Deign on the passing World to turn thine Eyes,
And pause awhile from Learning to be wise;
There mark what Ills the Scholar’s Life assail,
Toil, Envy, Want, the Garret, and the Jail.
(After his wranglings with Lord Chesterfield, Johnson changed the word “Garret” to “Patron” in later editions of the poem. For a grimly unsparing account of the 18th-century writer’s life, see Richard Holmes’s fine book Dr. J ohnson & Mr Savage.)
The life of a content provider improved immensely through the 19th and 20th centuries. Now it looks as though we’re headed back to Grub Street.
For example: I have an acquaintance whose life ambition was to be a musician and producer of music. (Pop music, that is.) He labored away at it, at one point having his own studio and equipment. He had to give up at last. “Nobody wants to pay for music anymore,” is his explanation. Now he’s a computer programmer.
Writing is headed the same way. So are movies and TV shows — that was what drew me to that headline.
Rob Long nailed it in his article on Charlie Sheen in the April 4 issue of National Review.

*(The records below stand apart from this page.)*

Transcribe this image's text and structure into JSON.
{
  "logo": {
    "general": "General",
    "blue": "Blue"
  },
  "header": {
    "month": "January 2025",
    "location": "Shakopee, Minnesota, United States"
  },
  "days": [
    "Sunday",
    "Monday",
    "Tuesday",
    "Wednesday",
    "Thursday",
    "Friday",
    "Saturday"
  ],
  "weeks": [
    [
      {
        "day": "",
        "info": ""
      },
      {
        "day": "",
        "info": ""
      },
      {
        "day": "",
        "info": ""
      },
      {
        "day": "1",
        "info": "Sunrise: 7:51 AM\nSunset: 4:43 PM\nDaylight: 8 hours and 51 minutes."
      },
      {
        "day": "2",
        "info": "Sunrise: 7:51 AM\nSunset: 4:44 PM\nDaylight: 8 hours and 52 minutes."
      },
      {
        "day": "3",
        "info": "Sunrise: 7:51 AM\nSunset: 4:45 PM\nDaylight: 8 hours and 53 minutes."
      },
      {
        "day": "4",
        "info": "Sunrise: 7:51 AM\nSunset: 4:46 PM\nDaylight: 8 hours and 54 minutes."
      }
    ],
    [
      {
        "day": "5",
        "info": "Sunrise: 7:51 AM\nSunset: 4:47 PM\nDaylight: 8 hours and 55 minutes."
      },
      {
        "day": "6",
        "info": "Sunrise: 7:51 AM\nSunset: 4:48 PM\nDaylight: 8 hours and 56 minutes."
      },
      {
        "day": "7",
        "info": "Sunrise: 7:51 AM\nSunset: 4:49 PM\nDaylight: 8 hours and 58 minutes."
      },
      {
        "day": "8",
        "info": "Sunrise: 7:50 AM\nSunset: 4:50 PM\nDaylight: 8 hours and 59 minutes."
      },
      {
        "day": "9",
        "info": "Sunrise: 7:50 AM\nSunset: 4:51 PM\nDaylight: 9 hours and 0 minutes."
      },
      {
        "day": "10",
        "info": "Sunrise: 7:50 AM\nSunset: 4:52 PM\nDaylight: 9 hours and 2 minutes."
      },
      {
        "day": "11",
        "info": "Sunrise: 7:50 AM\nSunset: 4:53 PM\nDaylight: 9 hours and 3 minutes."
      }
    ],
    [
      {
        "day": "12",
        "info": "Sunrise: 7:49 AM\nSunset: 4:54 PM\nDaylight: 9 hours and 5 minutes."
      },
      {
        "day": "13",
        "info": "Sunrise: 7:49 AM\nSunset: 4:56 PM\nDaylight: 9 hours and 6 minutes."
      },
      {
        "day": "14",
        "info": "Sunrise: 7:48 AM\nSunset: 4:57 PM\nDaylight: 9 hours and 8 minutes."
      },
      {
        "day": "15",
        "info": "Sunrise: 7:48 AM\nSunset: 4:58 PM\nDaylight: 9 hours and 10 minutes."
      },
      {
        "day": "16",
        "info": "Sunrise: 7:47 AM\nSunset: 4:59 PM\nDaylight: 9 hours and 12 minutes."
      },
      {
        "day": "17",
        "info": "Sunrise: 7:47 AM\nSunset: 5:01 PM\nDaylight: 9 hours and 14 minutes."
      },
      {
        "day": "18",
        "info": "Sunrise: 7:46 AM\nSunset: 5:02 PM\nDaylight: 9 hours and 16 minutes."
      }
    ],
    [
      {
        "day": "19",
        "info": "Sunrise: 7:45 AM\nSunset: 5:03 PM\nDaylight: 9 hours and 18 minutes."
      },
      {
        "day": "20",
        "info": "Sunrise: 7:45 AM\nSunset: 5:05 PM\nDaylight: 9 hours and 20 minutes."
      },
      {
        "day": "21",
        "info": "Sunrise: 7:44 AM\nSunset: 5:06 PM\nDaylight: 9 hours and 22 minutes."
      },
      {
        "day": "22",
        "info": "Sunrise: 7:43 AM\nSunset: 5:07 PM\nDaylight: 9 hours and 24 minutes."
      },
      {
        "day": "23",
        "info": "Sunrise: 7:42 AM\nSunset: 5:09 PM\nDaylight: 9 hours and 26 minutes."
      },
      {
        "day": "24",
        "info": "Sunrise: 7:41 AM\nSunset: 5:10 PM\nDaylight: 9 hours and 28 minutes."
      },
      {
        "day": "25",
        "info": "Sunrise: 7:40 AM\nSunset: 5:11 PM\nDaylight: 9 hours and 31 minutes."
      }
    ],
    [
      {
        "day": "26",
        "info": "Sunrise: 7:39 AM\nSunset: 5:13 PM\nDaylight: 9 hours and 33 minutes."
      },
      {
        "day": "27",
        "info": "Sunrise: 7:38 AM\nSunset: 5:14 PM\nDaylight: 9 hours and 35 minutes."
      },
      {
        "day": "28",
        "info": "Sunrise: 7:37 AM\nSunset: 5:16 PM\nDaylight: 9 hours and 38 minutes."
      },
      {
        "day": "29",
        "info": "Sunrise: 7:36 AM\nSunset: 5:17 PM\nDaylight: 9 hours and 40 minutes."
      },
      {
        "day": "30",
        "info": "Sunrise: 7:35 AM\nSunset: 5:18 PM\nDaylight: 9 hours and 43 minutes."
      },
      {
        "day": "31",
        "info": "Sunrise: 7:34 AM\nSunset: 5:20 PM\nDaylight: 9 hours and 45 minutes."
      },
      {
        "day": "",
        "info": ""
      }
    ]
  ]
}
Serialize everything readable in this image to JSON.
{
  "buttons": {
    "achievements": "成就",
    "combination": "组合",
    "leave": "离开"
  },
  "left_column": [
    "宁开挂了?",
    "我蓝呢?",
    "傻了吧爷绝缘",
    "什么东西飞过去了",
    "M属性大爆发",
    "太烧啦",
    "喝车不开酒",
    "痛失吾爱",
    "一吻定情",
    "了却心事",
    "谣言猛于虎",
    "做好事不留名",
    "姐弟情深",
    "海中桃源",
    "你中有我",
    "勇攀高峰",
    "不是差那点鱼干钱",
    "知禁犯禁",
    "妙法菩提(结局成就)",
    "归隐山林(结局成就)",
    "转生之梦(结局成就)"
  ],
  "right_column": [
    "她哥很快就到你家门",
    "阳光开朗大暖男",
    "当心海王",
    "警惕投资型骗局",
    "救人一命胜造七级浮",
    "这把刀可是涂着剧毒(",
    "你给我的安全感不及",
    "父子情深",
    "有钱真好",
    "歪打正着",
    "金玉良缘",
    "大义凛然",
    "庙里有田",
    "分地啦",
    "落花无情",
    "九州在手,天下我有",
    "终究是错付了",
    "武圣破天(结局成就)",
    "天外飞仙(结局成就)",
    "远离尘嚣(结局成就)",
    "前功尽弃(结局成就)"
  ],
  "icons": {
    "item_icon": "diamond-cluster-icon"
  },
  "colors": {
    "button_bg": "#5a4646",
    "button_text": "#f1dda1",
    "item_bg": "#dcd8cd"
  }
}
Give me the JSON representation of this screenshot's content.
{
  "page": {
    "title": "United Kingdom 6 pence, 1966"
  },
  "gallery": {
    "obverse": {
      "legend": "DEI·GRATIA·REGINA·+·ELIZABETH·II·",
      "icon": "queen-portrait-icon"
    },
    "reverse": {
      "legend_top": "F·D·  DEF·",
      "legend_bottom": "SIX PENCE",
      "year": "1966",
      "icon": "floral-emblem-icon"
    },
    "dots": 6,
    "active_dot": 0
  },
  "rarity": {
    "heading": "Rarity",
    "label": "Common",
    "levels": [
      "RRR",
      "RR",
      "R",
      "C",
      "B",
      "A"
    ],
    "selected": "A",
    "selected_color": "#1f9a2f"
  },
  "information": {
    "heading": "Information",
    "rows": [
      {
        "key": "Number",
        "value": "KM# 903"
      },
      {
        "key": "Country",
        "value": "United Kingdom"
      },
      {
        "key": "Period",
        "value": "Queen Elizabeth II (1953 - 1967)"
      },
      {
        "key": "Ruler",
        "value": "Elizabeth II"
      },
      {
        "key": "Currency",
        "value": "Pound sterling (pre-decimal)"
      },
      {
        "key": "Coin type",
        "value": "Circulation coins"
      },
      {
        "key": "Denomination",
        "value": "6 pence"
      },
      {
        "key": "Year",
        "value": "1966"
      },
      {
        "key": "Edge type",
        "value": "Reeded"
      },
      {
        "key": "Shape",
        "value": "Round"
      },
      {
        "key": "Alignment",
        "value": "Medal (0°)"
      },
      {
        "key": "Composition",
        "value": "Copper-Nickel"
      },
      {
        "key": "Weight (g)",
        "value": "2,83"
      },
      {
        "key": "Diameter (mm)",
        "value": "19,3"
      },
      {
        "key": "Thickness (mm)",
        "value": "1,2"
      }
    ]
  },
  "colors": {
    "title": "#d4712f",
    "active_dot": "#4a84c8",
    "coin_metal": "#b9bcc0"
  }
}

That’s what unlimited bandwidth . . . is doing to the old Hollywood business model. We are all moments away from cheap, knock-off stardom. Click around YouTube and you’ll be astonished at the number of people who regularly post videos of themselves. There are people you and I have never heard of, and yet there they are, talking into the camera, for millions of subscribers.
When labor gets this cheap . . . you start to get nervous. Charlie Sheen’s awful, repellent descent is a nasty glimpse into the future of the entertainment business, where some of us are busily Tweeting and webcasting and Facebook-updating ourselves, and some of us are sitting on the sofa trying to find something — anything — actually worth watching.
(Did I violate your copyright there, Rob? Sorry, pal.)